Work to be completed:
Search the records below for the word "first", then return every line where it appears.

*** Opening of Material for this task ***

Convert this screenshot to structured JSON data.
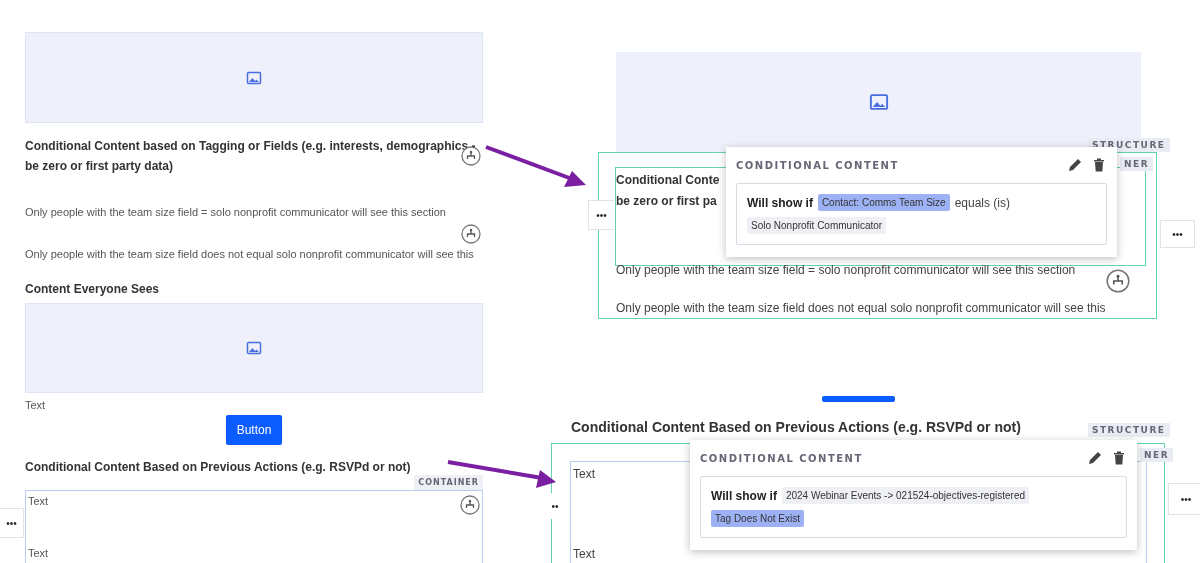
{
  "left_editor": {
    "tagging_heading_lines": [
      "Conditional Content based on Tagging or Fields (e.g. interests, demographics -",
      "be zero or first party data)"
    ],
    "field_equals_text": "Only people with the team size field = solo nonprofit communicator will see this section",
    "field_not_equal_text": "Only people with the team size field does not equal solo nonprofit communicator will see this",
    "everyone_heading": "Content Everyone Sees",
    "text_block": "Text",
    "button_label": "Button",
    "actions_heading": "Conditional Content Based on Previous Actions (e.g. RSVPd or not)",
    "container_tag": "CONTAINER",
    "container_texts": [
      "Text",
      "Text"
    ],
    "more_button": "•••"
  },
  "fields_popup_view": {
    "structure_tag": "STRUCTURE",
    "container_tag_part": "NER",
    "heading_parts": [
      "Conditional Conte",
      "be zero or first pa"
    ],
    "field_equals_text": "Only people with the team size field = solo nonprofit communicator will see this section",
    "field_not_equal_text": "Only people with the team size field does not equal solo nonprofit communicator will see this",
    "more_buttons": [
      "•••",
      "•••"
    ],
    "popup": {
      "title": "CONDITIONAL CONTENT",
      "lead": "Will show if",
      "condition": "Contact: Comms Team Size",
      "operator": "equals (is)",
      "value": "Solo Nonprofit Communicator"
    }
  },
  "actions_popup_view": {
    "heading": "Conditional Content Based on Previous Actions (e.g. RSVPd or not)",
    "structure_tag": "STRUCTURE",
    "container_tag_part": "NER",
    "texts": [
      "Text",
      "Text"
    ],
    "more_buttons": [
      "••",
      "•••"
    ],
    "popup": {
      "title": "CONDITIONAL CONTENT",
      "lead": "Will show if",
      "condition": "2024 Webinar Events -> 021524-objectives-registered",
      "value": "Tag Does Not Exist"
    }
  }
}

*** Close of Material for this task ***

Answer for the task:
      "be zero or first party data)"
      "be zero or first pa"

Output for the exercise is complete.